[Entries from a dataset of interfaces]

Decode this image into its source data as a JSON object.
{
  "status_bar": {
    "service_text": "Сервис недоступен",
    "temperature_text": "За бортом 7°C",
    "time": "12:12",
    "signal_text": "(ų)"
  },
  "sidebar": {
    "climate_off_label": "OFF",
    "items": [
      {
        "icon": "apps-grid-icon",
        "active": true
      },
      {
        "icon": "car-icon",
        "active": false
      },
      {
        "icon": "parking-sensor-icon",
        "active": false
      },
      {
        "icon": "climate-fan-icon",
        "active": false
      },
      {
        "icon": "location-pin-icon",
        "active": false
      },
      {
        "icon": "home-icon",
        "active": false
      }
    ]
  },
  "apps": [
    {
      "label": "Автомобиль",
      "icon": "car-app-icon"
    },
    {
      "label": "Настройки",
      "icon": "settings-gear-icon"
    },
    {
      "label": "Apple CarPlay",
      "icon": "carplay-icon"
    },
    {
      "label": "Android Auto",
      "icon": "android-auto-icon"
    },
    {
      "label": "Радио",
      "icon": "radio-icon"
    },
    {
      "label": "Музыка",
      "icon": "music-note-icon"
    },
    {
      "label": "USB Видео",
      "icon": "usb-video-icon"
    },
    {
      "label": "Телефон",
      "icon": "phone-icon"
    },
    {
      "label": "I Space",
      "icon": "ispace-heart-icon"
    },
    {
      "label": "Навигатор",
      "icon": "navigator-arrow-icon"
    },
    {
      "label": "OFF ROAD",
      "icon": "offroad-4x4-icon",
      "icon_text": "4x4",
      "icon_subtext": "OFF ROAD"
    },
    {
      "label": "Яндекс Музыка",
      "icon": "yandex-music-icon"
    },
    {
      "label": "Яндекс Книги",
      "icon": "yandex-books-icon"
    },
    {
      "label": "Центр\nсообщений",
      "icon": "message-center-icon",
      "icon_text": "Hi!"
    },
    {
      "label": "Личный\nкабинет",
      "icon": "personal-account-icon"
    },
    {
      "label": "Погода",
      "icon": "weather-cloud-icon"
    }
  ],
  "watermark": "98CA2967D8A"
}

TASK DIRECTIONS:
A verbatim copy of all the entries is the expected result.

ANSWER SPACE:
Decode this image into its source data as a JSON object.
{
  "status_bar": {
    "service_text": "Сервис недоступен",
    "temperature_text": "За бортом 7°C",
    "time": "12:12",
    "signal_text": "(ų)"
  },
  "sidebar": {
    "climate_off_label": "OFF",
    "items": [
      {
        "icon": "apps-grid-icon",
        "active": true
      },
      {
        "icon": "car-icon",
        "active": false
      },
      {
        "icon": "parking-sensor-icon",
        "active": false
      },
      {
        "icon": "climate-fan-icon",
        "active": false
      },
      {
        "icon": "location-pin-icon",
        "active": false
      },
      {
        "icon": "home-icon",
        "active": false
      }
    ]
  },
  "apps": [
    {
      "label": "Автомобиль",
      "icon": "car-app-icon"
    },
    {
      "label": "Настройки",
      "icon": "settings-gear-icon"
    },
    {
      "label": "Apple CarPlay",
      "icon": "carplay-icon"
    },
    {
      "label": "Android Auto",
      "icon": "android-auto-icon"
    },
    {
      "label": "Радио",
      "icon": "radio-icon"
    },
    {
      "label": "Музыка",
      "icon": "music-note-icon"
    },
    {
      "label": "USB Видео",
      "icon": "usb-video-icon"
    },
    {
      "label": "Телефон",
      "icon": "phone-icon"
    },
    {
      "label": "I Space",
      "icon": "ispace-heart-icon"
    },
    {
      "label": "Навигатор",
      "icon": "navigator-arrow-icon"
    },
    {
      "label": "OFF ROAD",
      "icon": "offroad-4x4-icon",
      "icon_text": "4x4",
      "icon_subtext": "OFF ROAD"
    },
    {
      "label": "Яндекс Музыка",
      "icon": "yandex-music-icon"
    },
    {
      "label": "Яндекс Книги",
      "icon": "yandex-books-icon"
    },
    {
      "label": "Центр\nсообщений",
      "icon": "message-center-icon",
      "icon_text": "Hi!"
    },
    {
      "label": "Личный\nкабинет",
      "icon": "personal-account-icon"
    },
    {
      "label": "Погода",
      "icon": "weather-cloud-icon"
    }
  ],
  "watermark": "98CA2967D8A"
}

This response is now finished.